Mamiya RB67 – If you are a studio photographer you cannot really find a better value than the RB67 or RZ67. True, these cameras are beasts. Large, heavy and about as easy to hand-hold as a car battery, the RB67 belongs on a tripod in a studio. But once ensconced there, they really shine. Their modular design allows you to not only change out lenses, but film backs and finders as well. These cameras use a leaf shutter in the lens providing flash sync speeds up to 1/500th of a second. Their focusing rails also make use of a built-in bellows permitting them to focus much closer than many other medium format cameras, making them great for product photography or still life.
Pentax 67 – They look like a normal 35mm SLR on steroids. They handle just like one too. If implementing the 6×7 format in the field interests you and the price of the Mamiya 7 does not, the Pentax 67 is a great option. This beast is surprisingly easy to hand-hold and operate for a camera of its size. They also boast exceptionally nice lenses. If you go looking, make sure to pick up a later model 67 body that has mirror lock up. The earliest version of the 67 lacks a mirror lock up switch which is handy to have with this camera’s giant mirror.
Mamiya C330 – Most TLR cameras do not have interchangeable lenses. On a Rollei or Yashica this helps make the camera compact but is limiting to the photographer who wants to build a versatile kit. Not only does the C330 have interchangeable lenses, but it can also focus much closer than the 3.5 feet typical of most TLRs. C330s also have parallax correction in their viewfinders to help accurately compose those close-focus exposures. The C330 was the last in a line of cameras that includes the C2, C22, C220, C3, and C33. There are minor differences between all the models but in broad-stroke terms they are all similar cameras and all make good options for those looking for a TLR with interchangeable lenses.
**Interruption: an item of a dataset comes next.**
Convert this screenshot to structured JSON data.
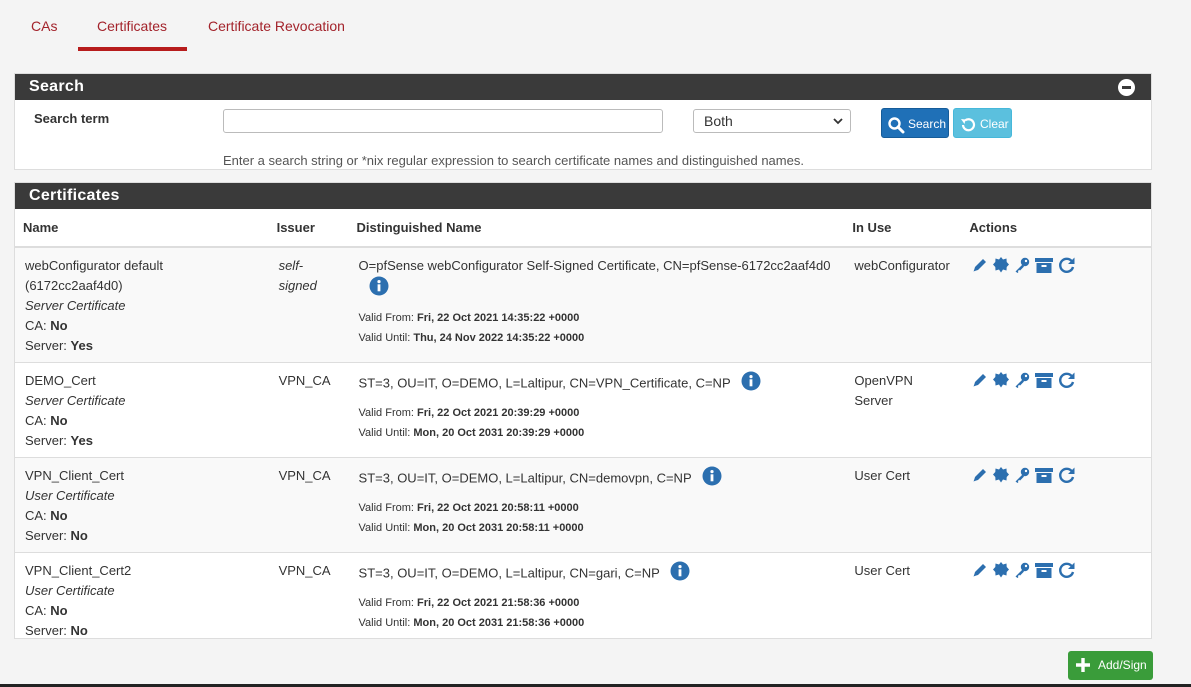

Bronica SQ-A – Bronica are the darkhorse underdogs of the medium format world. Due to the earliest Bronica S camera’s lack of reliability, they do not have a terribly great reputation. Later Bronica models were built in a much better fashion and as long as you avoid those first model S cameras you will probably have little to no troubles with the Bronica system in terms of durability. Of course, Bronica didn’t support any of their systems for nearly as long as Pentax, Hasselblad or Mamiya so finding accessories, lenses or spare parts can be tricky. Still, they make an excellent bargain option for someone looking for decent quality optics without the money to spend on a Hasselblad.
There you have it – enough information to be dangerous. The world of medium format photography is a vast place: large plains of well-established knowledge combined with a plethora of nooks and crannies for adventurous explorers. This vastness can be intimidating and even confusing to the uninitiated photographer. If you are eager to learn even more, here is our suggestion: tell your boss you are going to take an extra long lunch, get in your car, drive on over to Blue Moon Camera, then spend an hour at the counter holding cameras and generally geeking out with our staff. Be warned though, you may just end up leaving with a happy new addition to the family.